The exhibition “EYES WIDE OPEN! 100 YEARS OF LEICA PHOTOGRAPHY” opens at the Haus der Photographie at Hamburg’s Deichtorhallen on October 24. In addition to showing 500 photographs, there are technical exhibits, films and much more to attract photo enthusiasts to the city. German publishing house Kehrer has produced a book in German and English of the same name in conjunction with the exhibition and LFI talked to the curator Hans-Michael Koetzle.
Q: How did the concept for the exhibition come about?
A: First there was the simple fact that Leica celebrates its centenary in 2014. We know that in 1914 – just before World War I – Oskar Barnack conceived the Leica’s main features, defining it as the ‘Lilliput’ camera. Shouldn’t this jubilee year be a grand celebration of Leica history? This was the basic starting point. Of course, we’re not only talking about technological history; however, we’re not ignoring the technical aspects and the exhibition includes cameras as well as early enlargers and projectors. But, for us, the pictures are the main feature: to show what the Leica camera made possible and how it has marked and enriched visual culture over the last century. The key question was: did the Leica, this new, mobile little camera really give rise to a new way of seeing and to a new type of photography? The idea was to prove this theory.
Q: What strategy did you apply in selecting the pieces for the presentation?
A: The first question was who took photos with a Leica? There are names that, up until now, people don’t necessarily associate with Leica. Another criterion was the form and aesthetic quality. We looked for pictures with a recognizable signature that follow a particular approach yet are thematically and stylistically different. Confirming our hopes, this has resulted in a photographic history of Leica with outstanding images that underline the special value of this camera system. The Leica was and is small, handy, discreet, fast, and can take pictures in quick sequence. It was bound to produce another type of image. We want the exhibition to make this clear. Of course, it’s not just about choosing the pictures. You also have to be able to get them for the exhibition. In these times, when auctions – specifically photography ones – are breaking all records, that’s no easy feat. Without the support of collectors such as F.C. Gundlach, Christian Skrein, Andreas Kaufmann and Peter Coeln, it would have been impossible to realize this project of the century.
Q: Did you make any special discoveries?
A: After months securing, digitalizing and sorting the inventory, it is now exhibited at the Leica Camera AG’s company headquarters in Wetzlar. Günter Osterloh and his team did an incredible job. Archives basically means cameras and accessories, magazines, specialized literature, delivery books and historic company records. The delivery books kept since 1925 represent a valuable resource and some of these precious items are part of the exhibition: the very first user’s manual for example.
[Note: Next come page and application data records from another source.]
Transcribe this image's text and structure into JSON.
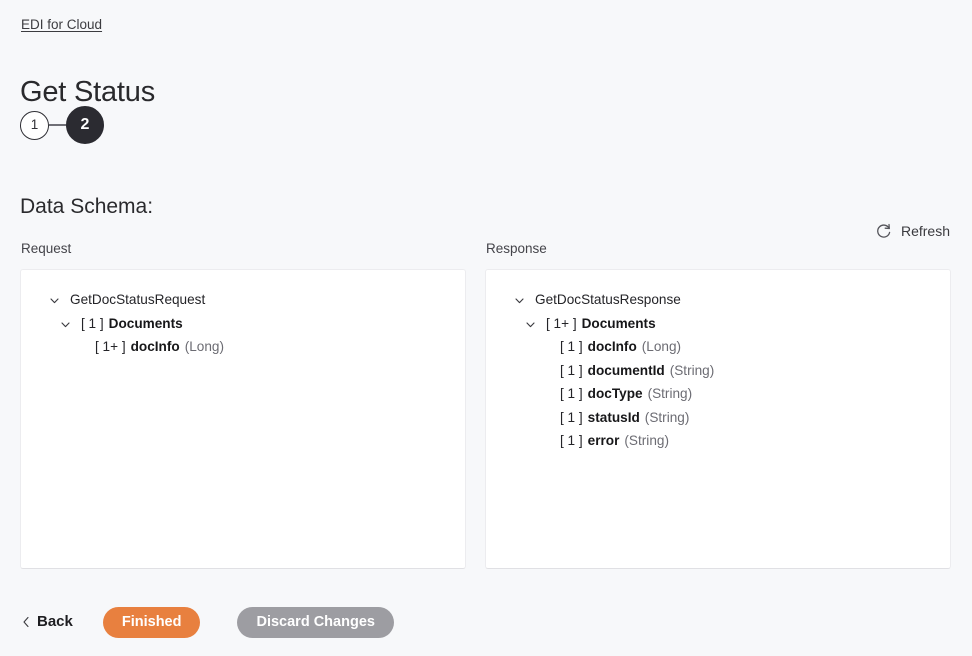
{
  "breadcrumb": {
    "label": "EDI for Cloud"
  },
  "page": {
    "title": "Get Status"
  },
  "stepper": {
    "steps": [
      {
        "label": "1",
        "state": "inactive"
      },
      {
        "label": "2",
        "state": "active"
      }
    ]
  },
  "section": {
    "heading": "Data Schema:"
  },
  "toolbar": {
    "refresh_label": "Refresh",
    "refresh_icon": "refresh-icon"
  },
  "schema": {
    "request": {
      "column_label": "Request",
      "nodes": [
        {
          "depth": 0,
          "caret": "chevron-down-icon",
          "card": "",
          "name": "GetDocStatusRequest",
          "bold": false,
          "type": ""
        },
        {
          "depth": 1,
          "caret": "chevron-down-icon",
          "card": "[ 1 ]",
          "name": "Documents",
          "bold": true,
          "type": ""
        },
        {
          "depth": 2,
          "caret": "",
          "card": "[ 1+ ]",
          "name": "docInfo",
          "bold": true,
          "type": "(Long)"
        }
      ]
    },
    "response": {
      "column_label": "Response",
      "nodes": [
        {
          "depth": 0,
          "caret": "chevron-down-icon",
          "card": "",
          "name": "GetDocStatusResponse",
          "bold": false,
          "type": ""
        },
        {
          "depth": 1,
          "caret": "chevron-down-icon",
          "card": "[ 1+ ]",
          "name": "Documents",
          "bold": true,
          "type": ""
        },
        {
          "depth": 2,
          "caret": "",
          "card": "[ 1 ]",
          "name": "docInfo",
          "bold": true,
          "type": "(Long)"
        },
        {
          "depth": 2,
          "caret": "",
          "card": "[ 1 ]",
          "name": "documentId",
          "bold": true,
          "type": "(String)"
        },
        {
          "depth": 2,
          "caret": "",
          "card": "[ 1 ]",
          "name": "docType",
          "bold": true,
          "type": "(String)"
        },
        {
          "depth": 2,
          "caret": "",
          "card": "[ 1 ]",
          "name": "statusId",
          "bold": true,
          "type": "(String)"
        },
        {
          "depth": 2,
          "caret": "",
          "card": "[ 1 ]",
          "name": "error",
          "bold": true,
          "type": "(String)"
        }
      ]
    }
  },
  "footer": {
    "back_label": "Back",
    "back_icon": "chevron-left-icon",
    "finished_label": "Finished",
    "discard_label": "Discard Changes"
  },
  "colors": {
    "background": "#f7f8fa",
    "panel": "#ffffff",
    "primary_button": "#e8803f",
    "secondary_button": "#9d9da2",
    "step_active": "#2b2b31",
    "text": "#242428"
  }
}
Q: What parts of the exhibition are particularly important to you?
A: We deliberately paid attention to photographic cultures that, to date, have been presented and discussed only under exceptional circumstances. What do we know about the Spanish or Portuguese photography of the fifties and sixties? Despite the political restrictions, Leica Clubs did exist in those countries. They were well informed about developments in photography around the world and so were able to link national themes to modern imagery and a unique perspective. I’m thinking of photographers such as Ramón Masats, Ricard Terré and Gerard Castello-Lopes – Leica photographers of the first order who have probably never been exhibited before in this country. British photography from the fifties and sixties: names like John Bulmer and Humphrey Spender will also surprise many. Leica photography, good photography is always about form and emotion, aesthetic daring and curiosity, involvement, being there, interest – in the literal sense. For me, a photographer like Bruce Davidson is a perfect embodiment of these principles. He was a political photographer who, in addition to the message, looks for and successfully applies aesthetic formal challenges. His essay on a New York youth gang is, in my opinion a highpoint of recent media history and once again, taken with a Leica – up close and discrete. Of course, I continue to consider René Burri with “The Germans” and definitely Robert Frank with “The Americans”, as outstanding examples of style-setting photographers.
Thank you for your time, Hans-Michael!
– Leica Internet Team
Learn more about the exhibition here. Purchase “Augen auf! 100 Jahre Leica” in German and English.